The news came down not from management but from media reporter Robert Feder, who tweeted the story during Finfer’s show.
“We’re doing a live show here,” Finfer said on the air. “And to be told this way, it’s really a letdown. We’re getting screwed on this one. … We just found out on Twitter a half hour ago that the station is being taken off the air. We were not told about this ahead of time.
“We didn’t know anything about it. We were coming back from a break and saw on Twitter from Robert Feder that the station is being taken off the air. Can you believe that? A lot of really talented people were hired to work at this station and found out through Twitter that they were fired. Nothing from the bosses.
“I don’t really know what to do for the last hour of this show. I guess take calls.”
Feder’s report said that David Kaplan and David Haugh, who host from 9 a.m. to noon, are expected to continue on Comcast Sports Net after the radio operation ceases. But few of the station’s other sports/talk hosts are expected to remain employed. The weekday lineup includes Finfer, Alex Quigley, Jarrett Payton, Harry Teinowitz, Spike Manton, Mark Carman and Connor McKnight.

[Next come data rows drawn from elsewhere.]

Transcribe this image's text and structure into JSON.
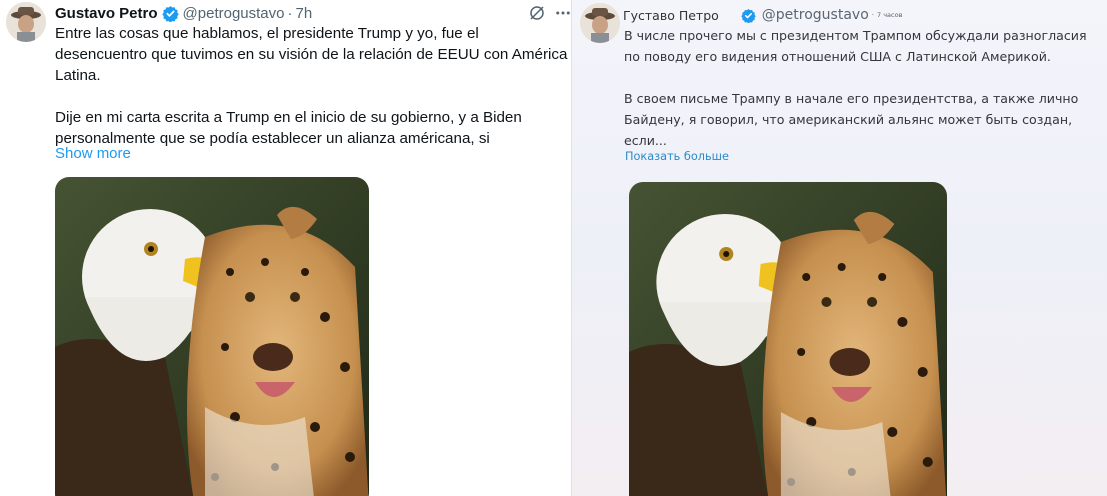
{
  "original_tweet": {
    "author_name": "Gustavo Petro",
    "handle": "@petrogustavo",
    "time": "7h",
    "paragraph1": "Entre las cosas que hablamos, el presidente Trump y yo, fue el desencuentro que tuvimos en su visión de la relación de EEUU con América Latina.",
    "paragraph2": "Dije en mi carta escrita a Trump en el inicio de su gobierno, y a Biden personalmente que se podía establecer un alianza américana, si",
    "show_more": "Show more",
    "icons": [
      "verified-badge-icon",
      "grok-icon",
      "more-icon"
    ]
  },
  "translated_tweet": {
    "author_name": "Густаво Петро",
    "handle": "@petrogustavo",
    "time": "7 часов",
    "paragraph1": "В числе прочего мы с президентом Трампом обсуждали разногласия по поводу его видения отношений США с Латинской Америкой.",
    "paragraph2": "В своем письме Трампу в начале его президентства, а также лично Байдену, я говорил, что американский альянс может быть создан, если...",
    "show_more": "Показать больше",
    "icons": [
      "verified-badge-icon"
    ]
  },
  "colors": {
    "link_blue": "#1d9bf0",
    "verified_blue": "#1d9bf0",
    "secondary_text": "#536471"
  }
}
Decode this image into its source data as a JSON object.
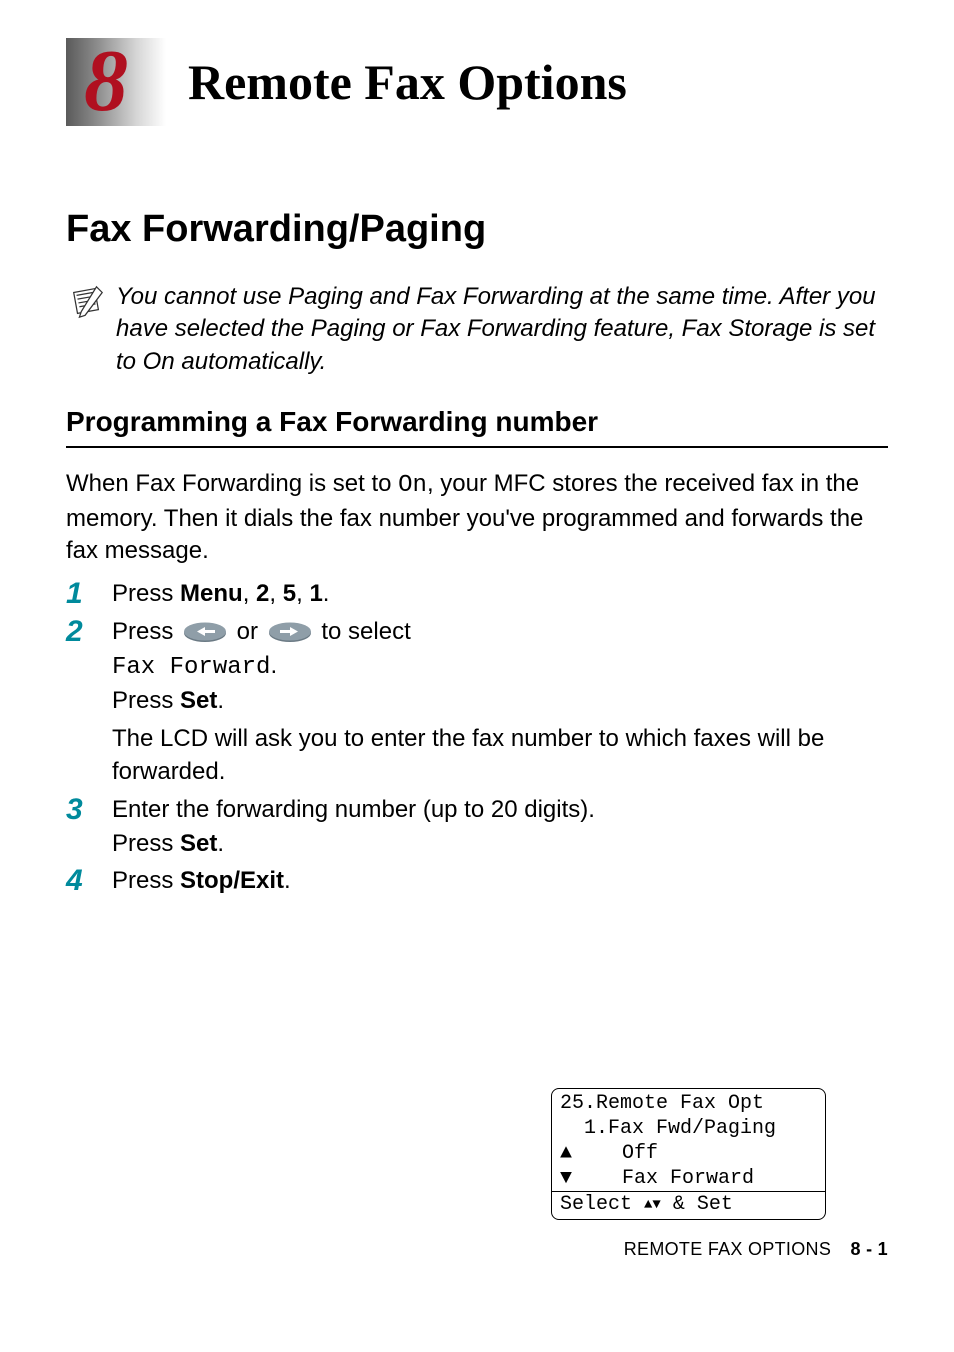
{
  "chapter": {
    "number": "8",
    "title": "Remote Fax Options"
  },
  "section": {
    "title": "Fax Forwarding/Paging"
  },
  "note": {
    "text": "You cannot use Paging and Fax Forwarding at the same time. After you have selected the Paging or Fax Forwarding feature, Fax Storage is set to On automatically."
  },
  "subsection": {
    "title": "Programming a Fax Forwarding number"
  },
  "intro": {
    "part1": "When Fax Forwarding is set to ",
    "mono": "On",
    "part2": ", your MFC stores the received fax in the memory. Then it dials the fax number you've programmed and forwards the fax message."
  },
  "steps": {
    "s1": {
      "num": "1",
      "press": "Press ",
      "menu": "Menu",
      "sep1": ", ",
      "k1": "2",
      "sep2": ", ",
      "k2": "5",
      "sep3": ", ",
      "k3": "1",
      "end": "."
    },
    "s2": {
      "num": "2",
      "press": "Press ",
      "or": " or ",
      "toselect": " to select",
      "mono": "Fax Forward",
      "dot": ".",
      "pressSet1": "Press ",
      "set1": "Set",
      "dot2": ".",
      "lcdNote": "The LCD will ask you to enter the fax number to which faxes will be forwarded."
    },
    "s3": {
      "num": "3",
      "line1": "Enter the forwarding number (up to 20 digits).",
      "press": "Press ",
      "set": "Set",
      "dot": "."
    },
    "s4": {
      "num": "4",
      "press": "Press ",
      "stopexit": "Stop/Exit",
      "dot": "."
    }
  },
  "lcd": {
    "line1": "25.Remote Fax Opt",
    "line2": "  1.Fax Fwd/Paging",
    "line3": "    Off",
    "line4": "    Fax Forward",
    "footerSelect": "Select ",
    "footerSet": " & Set"
  },
  "footer": {
    "label": "REMOTE FAX OPTIONS",
    "page": "8 - 1"
  }
}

“You would assume you tell the employees before the media,” Finfer said on the air. “You assume they have the common courtesy to let some hosts on the air know that something might be coming so you don’t find out when you’re coming back from a commercial break. I’ve never heard of such a thing. I’ve heard of some pretty crappy things in this business. You talk to radio people you’ll hear awful stories about the way they’ve been treated. I’m not sure I’ve ever heard anything like this.”
“They may fire us today now,” Quigley added.
All of the moves are being made, according to insiders, because the company has been unable to generate sufficient advertising revenue to sustain the programming and talent costs. Total Chicago radio revenue is down 11 percent from last year, according to Miller Kaplan Arase market figures for October 2014.
The GameTribune Media launched The Game 87.7 last February on a low-power television frequency that doubles as an FM radio signal. Leased from Venture Technologies Group, which owns the license, the station previously drew respectable ratings for smooth jazz and hard rock music formats. Despite programming and marketing support from news/talk WGN and its status as the only sports/talk station on FM, the upstart competitor to CBS Radio’s WSCR AM 670 and ESPN’s WMVP AM 1000 never caught on.
“Rick Renteria lasted longer than us,” Finfer said on the air. “Who would have thought Marc Trestman would make it past midseason and not us?”
The hosts attempted to reach Feder — a reporter — to get more information about the future of their station during the show.
Welp…guess what we're going to talk about next on @QuigsAndFinfer.
— Alex Quigley (@alexquigley) November 20, 2014
Huge thanks to @RobertFeder for breaking that news while we're on the air. Rather be first than worry about people's feelings.
— Julie DiCaro (@JulieDiCaro) November 20, 2014